After Napoleon’s defeat the archipelago became a British colony administered from Mauritius. But when Mauritius became independent in 1968, the British retained control of the Chagos Archipelago under a deal with the United States that saw Diego Garcia leased in exchange for a discount on nuclear missiles.
The Chagossians, whose families go back five generations on the islands, were summarily deported, most of them to Mauritius and some to the Seychelles.
After years of protests and strikes, the British government in the 1970s and '80s paid compensation to the Chagossians, though it amounted to less than $6,000 a person.
Today the Diego Garcia base is staffed by workers from the Philippines and Sri Lanka, but no Chagos islanders.
During the Iraq and Afghanistan wars, the majority of US bombing runs were launched from Diego Garcia’s super-sized runways, where the nearest point of land is 1,000 miles away in India.
The base was also a refueling stop for extrajudicial transfer of US prisoners, and there are allegations it was a CIA black site. Any future attacks on Iranian nuclear facilities would likely start from there.
The US military has largely remained silent on the issue, while the State Department, responding last year to a “We the People” petition that garnered 30,000 signatures, deferred to the British government as official owner of the territory.
“The United States appreciates the difficulties intrinsic to the issues raised by the Chagossian community,” the brief response said.
Bancoult said that “maybe Barack Obama doesn’t know” the history of the Chagos people.
"Many Americans don’t know. Even British people don’t know about the situation,” he said. “It is very difficult for us to continue the struggle but we will not give up.”
Rosemond Saminadien, 76, was born on the islands, worked as a blacksmith and raised a family there before being removed in 1973 on the last cargo ship that left for Mauritius.
He fondly recalls his life surrounded by the sea, eating fresh fish every day, like his family had for the previous four or five generations.
“For me, Chagos was paradise,” Saminadien said. “What they have done is unlawful.”
Bancoult said that only 682 native-born islanders are alive today.
“The people of Chagos are becoming more and more old. Is it that the British government is waiting for all the Chagossians to pass away?” he said.
The marine reserve would mean "no human footprints" or "Man Fridays" in the territory, Colin Roberts, the diplomat, is quoted as saying in the classified WikiLeaks cable.
His choice of words harkened back to a 1966 British diplomatic memo that similarly labeled Chagos islanders as “some few Tarzans or Man Fridays whose origins are obscure.”
The Chagos people take the “Robinson Crusoe”-derived term Man Fridays, which connotes an uneducated, subservient man, as a racial insult.
“It shows that they consider us like seagulls — like birds, we don’t have a permanent place,” Bancoult said. “They have declared Chagos as the world’s largest marine reserve without protecting Chagossians.”
The Chagos Refugees Group responded to the London High Court’s decision to uphold the creation of the marine park by saying “it is high time” the British government “made this resolution of our plight a high priority.”
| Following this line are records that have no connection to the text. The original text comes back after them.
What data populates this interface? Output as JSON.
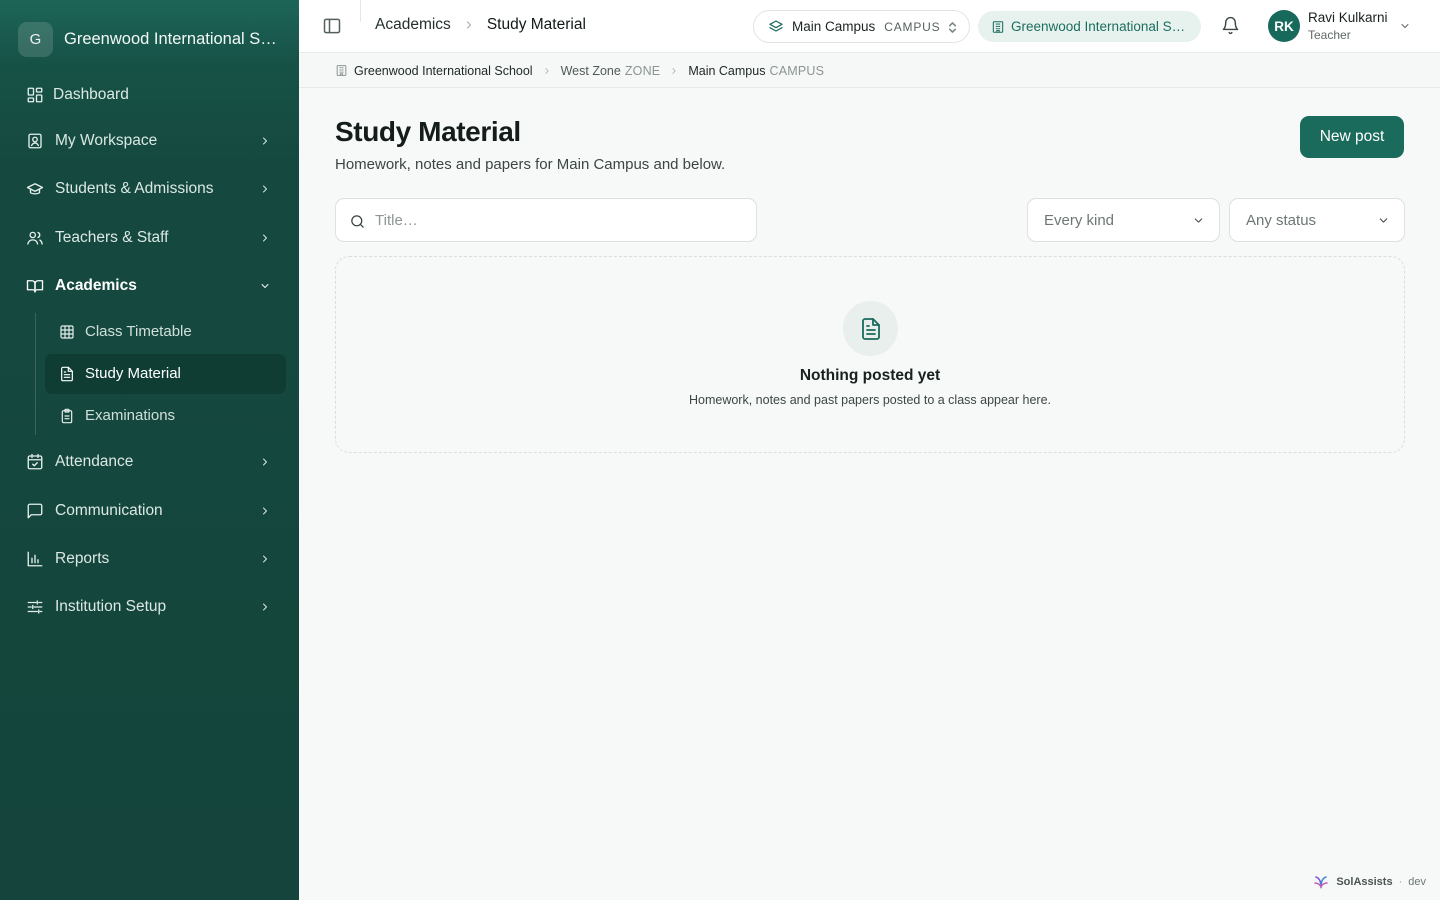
{
  "sidebar": {
    "brand": {
      "initial": "G",
      "name": "Greenwood International School"
    },
    "nav": [
      {
        "label": "Dashboard"
      },
      {
        "label": "My Workspace"
      },
      {
        "label": "Students & Admissions"
      },
      {
        "label": "Teachers & Staff"
      },
      {
        "label": "Academics",
        "expanded": true
      },
      {
        "label": "Attendance"
      },
      {
        "label": "Communication"
      },
      {
        "label": "Reports"
      },
      {
        "label": "Institution Setup"
      }
    ],
    "academics_children": [
      {
        "label": "Class Timetable"
      },
      {
        "label": "Study Material",
        "active": true
      },
      {
        "label": "Examinations"
      }
    ]
  },
  "topbar": {
    "breadcrumb": [
      "Academics",
      "Study Material"
    ],
    "campus": {
      "name": "Main Campus",
      "tag": "CAMPUS"
    },
    "school": "Greenwood International School",
    "user": {
      "initials": "RK",
      "name": "Ravi Kulkarni",
      "role": "Teacher"
    }
  },
  "context": {
    "school": "Greenwood International School",
    "zone": {
      "name": "West Zone",
      "tag": "ZONE"
    },
    "campus": {
      "name": "Main Campus",
      "tag": "CAMPUS"
    }
  },
  "main": {
    "title": "Study Material",
    "subtitle": "Homework, notes and papers for Main Campus and below.",
    "new_post_label": "New post",
    "search_placeholder": "Title…",
    "kind_filter": "Every kind",
    "status_filter": "Any status",
    "empty": {
      "title": "Nothing posted yet",
      "message": "Homework, notes and past papers posted to a class appear here."
    }
  },
  "footer": {
    "brand": "SolAssists",
    "separator": "·",
    "env": "dev"
  },
  "colors": {
    "sidebar": "#14443b",
    "accent": "#1a6b5c",
    "active_sub": "#0f3d34"
  }
}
“Chagossians are the natural guardians of our beautiful islands,” the group’s statement said. “Our return will not endanger the beautiful corals or remaining fish stocks in any way.
“But our right to return is fundamental and will never be surrendered.”